=== Exercise material ===

⟨

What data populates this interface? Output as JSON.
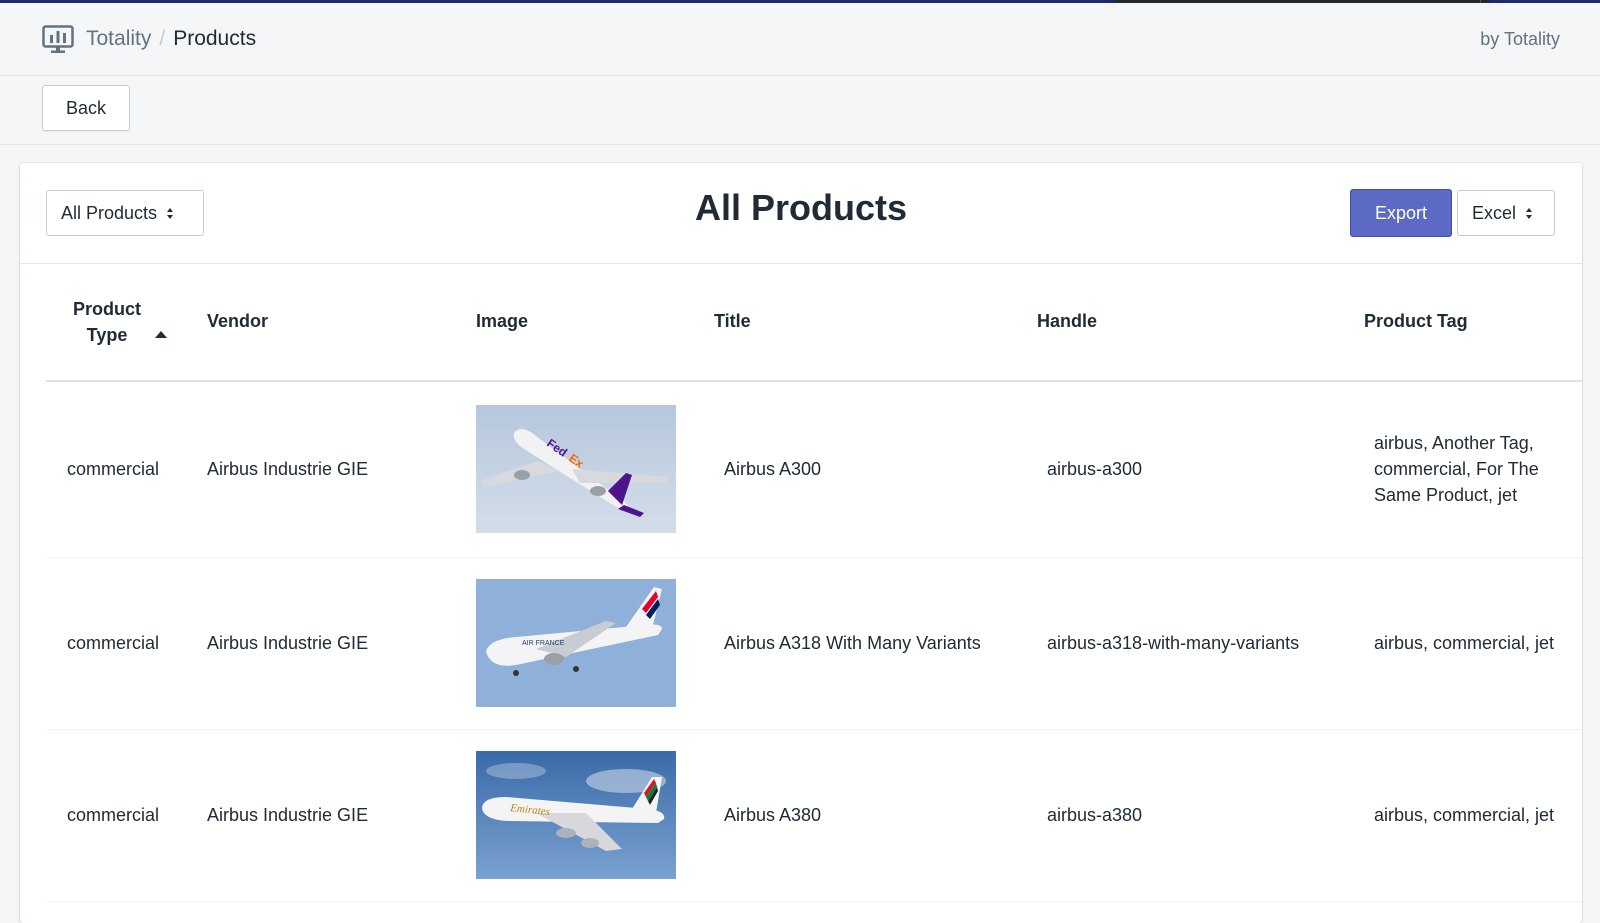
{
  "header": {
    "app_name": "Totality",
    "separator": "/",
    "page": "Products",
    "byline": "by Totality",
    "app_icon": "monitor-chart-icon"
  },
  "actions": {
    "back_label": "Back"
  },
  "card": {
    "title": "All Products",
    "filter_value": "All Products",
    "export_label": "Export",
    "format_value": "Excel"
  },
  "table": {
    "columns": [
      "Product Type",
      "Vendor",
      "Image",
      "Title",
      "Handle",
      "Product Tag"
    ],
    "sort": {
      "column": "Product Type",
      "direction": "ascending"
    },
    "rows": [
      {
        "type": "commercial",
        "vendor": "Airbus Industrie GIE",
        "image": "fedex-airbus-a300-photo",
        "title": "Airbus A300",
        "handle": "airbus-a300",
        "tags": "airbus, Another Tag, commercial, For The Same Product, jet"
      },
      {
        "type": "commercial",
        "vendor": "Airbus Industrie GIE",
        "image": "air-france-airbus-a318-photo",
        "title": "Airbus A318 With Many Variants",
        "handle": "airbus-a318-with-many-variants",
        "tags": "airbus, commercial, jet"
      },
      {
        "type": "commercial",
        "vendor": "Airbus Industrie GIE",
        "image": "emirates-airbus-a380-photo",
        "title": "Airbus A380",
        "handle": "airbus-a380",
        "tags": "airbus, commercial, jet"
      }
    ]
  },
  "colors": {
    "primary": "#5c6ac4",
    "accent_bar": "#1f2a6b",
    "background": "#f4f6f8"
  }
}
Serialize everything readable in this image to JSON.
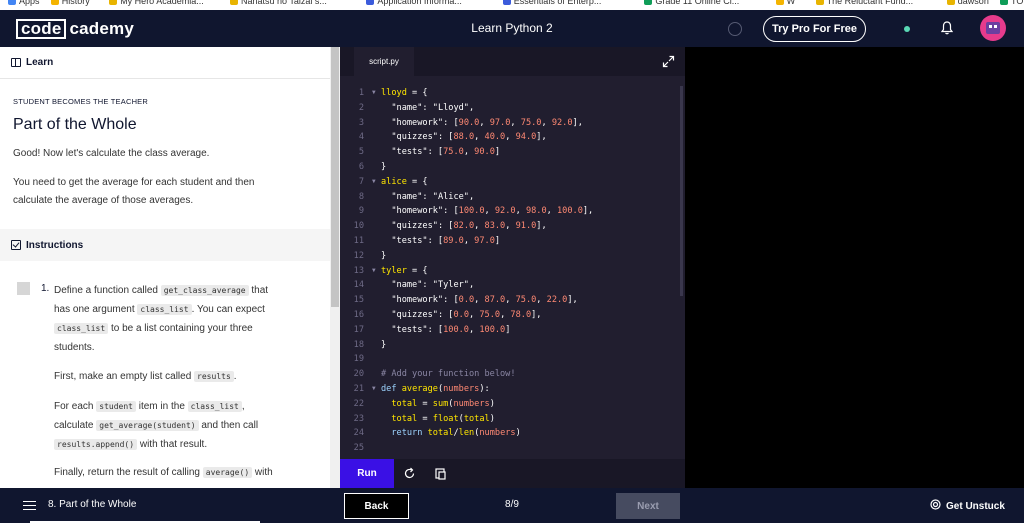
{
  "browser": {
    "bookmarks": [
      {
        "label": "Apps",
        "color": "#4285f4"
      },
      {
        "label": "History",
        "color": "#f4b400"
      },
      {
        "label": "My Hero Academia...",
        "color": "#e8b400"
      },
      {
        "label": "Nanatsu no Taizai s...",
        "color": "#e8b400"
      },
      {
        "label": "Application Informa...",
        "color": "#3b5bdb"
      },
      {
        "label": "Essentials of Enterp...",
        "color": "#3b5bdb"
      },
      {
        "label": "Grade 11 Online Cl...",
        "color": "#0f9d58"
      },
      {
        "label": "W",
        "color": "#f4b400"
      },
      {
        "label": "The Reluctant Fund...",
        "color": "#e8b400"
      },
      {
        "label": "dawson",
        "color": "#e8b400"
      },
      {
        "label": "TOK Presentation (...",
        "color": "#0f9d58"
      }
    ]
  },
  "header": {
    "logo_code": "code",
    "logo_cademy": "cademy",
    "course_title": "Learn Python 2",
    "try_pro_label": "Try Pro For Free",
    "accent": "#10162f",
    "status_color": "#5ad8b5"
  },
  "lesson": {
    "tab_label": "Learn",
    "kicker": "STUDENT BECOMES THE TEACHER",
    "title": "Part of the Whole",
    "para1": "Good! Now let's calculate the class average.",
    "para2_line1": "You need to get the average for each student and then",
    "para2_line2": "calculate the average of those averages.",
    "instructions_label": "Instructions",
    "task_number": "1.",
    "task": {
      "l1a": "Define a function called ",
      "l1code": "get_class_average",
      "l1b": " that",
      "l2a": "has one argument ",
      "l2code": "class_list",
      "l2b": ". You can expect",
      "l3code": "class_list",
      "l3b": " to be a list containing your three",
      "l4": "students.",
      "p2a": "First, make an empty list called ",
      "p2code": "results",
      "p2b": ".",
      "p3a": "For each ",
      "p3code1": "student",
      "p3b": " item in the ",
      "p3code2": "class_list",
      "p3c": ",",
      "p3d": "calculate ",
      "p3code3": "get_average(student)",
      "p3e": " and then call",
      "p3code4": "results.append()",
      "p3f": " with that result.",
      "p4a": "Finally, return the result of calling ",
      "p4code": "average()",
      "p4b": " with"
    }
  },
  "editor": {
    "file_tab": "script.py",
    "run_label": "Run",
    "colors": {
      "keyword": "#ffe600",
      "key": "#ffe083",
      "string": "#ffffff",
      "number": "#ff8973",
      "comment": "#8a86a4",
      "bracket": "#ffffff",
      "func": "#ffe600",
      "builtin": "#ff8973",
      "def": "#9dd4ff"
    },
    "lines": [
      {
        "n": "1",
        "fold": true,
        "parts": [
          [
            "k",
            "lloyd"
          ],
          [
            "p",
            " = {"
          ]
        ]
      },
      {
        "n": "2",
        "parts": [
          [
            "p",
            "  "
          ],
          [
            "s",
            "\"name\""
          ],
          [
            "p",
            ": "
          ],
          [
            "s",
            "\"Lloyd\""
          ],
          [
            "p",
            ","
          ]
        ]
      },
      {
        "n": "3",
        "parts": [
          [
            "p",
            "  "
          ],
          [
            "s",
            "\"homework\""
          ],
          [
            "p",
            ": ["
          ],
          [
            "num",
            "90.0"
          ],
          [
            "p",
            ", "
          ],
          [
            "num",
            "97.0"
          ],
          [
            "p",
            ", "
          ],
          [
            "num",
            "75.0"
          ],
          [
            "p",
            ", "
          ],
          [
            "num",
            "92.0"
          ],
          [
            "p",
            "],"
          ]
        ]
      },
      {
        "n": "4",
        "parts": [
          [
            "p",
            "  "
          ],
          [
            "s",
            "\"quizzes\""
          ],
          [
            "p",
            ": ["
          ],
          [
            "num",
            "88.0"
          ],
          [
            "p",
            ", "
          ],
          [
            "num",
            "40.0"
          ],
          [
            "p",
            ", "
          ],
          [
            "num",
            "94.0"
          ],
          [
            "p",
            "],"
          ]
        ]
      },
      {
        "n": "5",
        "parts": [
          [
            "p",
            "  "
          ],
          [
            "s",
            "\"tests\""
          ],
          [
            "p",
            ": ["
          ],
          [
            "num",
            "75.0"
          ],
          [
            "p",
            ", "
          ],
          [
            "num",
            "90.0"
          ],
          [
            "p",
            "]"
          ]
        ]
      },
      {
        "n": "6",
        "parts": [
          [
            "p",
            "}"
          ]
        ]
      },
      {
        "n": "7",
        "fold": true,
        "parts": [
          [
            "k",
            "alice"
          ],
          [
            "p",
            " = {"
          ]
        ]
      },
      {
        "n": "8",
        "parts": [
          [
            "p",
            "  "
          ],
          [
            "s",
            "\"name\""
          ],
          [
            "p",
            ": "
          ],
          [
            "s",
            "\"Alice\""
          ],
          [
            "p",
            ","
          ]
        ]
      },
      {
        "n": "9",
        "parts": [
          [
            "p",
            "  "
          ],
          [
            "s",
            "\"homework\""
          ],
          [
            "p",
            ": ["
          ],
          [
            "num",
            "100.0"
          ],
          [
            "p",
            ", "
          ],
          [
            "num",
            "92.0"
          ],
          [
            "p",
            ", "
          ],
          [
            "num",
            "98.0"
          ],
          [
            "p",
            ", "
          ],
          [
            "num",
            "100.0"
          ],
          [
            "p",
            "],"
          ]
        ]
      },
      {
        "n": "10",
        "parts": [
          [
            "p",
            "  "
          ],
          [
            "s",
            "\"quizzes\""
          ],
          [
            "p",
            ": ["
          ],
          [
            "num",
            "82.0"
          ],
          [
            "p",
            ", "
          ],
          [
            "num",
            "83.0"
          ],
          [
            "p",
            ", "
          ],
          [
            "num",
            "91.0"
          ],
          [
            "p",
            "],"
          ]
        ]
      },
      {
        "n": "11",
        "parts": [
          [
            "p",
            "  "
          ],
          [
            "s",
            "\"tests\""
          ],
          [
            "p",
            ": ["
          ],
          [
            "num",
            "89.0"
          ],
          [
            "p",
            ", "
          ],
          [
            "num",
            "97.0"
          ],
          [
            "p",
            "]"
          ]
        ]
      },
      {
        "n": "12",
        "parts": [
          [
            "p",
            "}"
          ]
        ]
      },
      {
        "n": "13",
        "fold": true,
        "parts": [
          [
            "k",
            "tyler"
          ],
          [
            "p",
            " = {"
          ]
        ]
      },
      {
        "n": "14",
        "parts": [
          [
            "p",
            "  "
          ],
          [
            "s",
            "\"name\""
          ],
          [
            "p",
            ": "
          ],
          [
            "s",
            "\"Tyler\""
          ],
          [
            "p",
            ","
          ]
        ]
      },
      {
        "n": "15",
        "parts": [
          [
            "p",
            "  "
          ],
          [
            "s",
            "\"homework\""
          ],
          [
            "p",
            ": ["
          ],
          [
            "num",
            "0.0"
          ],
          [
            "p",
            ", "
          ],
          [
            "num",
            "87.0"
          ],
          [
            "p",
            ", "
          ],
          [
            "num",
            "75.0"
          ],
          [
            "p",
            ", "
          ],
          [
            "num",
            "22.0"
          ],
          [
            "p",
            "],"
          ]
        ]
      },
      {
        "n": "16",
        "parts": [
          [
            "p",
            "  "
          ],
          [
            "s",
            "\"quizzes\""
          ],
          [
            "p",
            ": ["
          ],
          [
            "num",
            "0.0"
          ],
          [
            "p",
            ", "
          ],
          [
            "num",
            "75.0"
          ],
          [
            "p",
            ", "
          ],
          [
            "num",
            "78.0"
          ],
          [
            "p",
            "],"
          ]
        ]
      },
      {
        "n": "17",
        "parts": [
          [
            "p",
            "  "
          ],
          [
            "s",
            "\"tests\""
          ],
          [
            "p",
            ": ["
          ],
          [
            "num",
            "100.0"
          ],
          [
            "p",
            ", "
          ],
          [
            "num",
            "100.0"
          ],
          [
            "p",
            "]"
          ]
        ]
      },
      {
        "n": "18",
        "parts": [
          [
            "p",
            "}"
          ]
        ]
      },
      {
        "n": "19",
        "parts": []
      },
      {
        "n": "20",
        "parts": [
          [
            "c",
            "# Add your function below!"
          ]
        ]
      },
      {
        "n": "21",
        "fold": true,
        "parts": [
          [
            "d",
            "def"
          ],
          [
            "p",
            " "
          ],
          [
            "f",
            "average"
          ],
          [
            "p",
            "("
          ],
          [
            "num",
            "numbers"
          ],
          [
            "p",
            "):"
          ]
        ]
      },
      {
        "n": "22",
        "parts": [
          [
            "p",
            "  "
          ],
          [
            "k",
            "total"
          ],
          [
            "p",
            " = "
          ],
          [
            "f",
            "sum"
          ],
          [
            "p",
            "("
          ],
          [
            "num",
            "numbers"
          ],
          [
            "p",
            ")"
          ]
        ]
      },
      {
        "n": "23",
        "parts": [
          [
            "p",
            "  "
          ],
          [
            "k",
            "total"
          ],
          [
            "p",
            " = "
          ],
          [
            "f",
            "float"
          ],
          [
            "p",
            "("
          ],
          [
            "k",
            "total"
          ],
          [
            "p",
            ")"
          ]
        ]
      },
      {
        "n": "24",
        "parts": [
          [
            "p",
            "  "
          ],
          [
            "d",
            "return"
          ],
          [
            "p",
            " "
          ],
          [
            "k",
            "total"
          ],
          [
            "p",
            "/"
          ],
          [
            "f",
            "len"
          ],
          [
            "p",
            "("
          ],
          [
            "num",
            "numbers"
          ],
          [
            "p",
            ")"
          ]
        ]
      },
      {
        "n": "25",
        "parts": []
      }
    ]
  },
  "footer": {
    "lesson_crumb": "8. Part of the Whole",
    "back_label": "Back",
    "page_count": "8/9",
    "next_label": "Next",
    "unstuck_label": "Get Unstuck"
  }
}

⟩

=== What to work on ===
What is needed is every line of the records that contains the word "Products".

=== Solution ===
    "page": "Products",
    "title": "All Products",
    "filter_value": "All Products",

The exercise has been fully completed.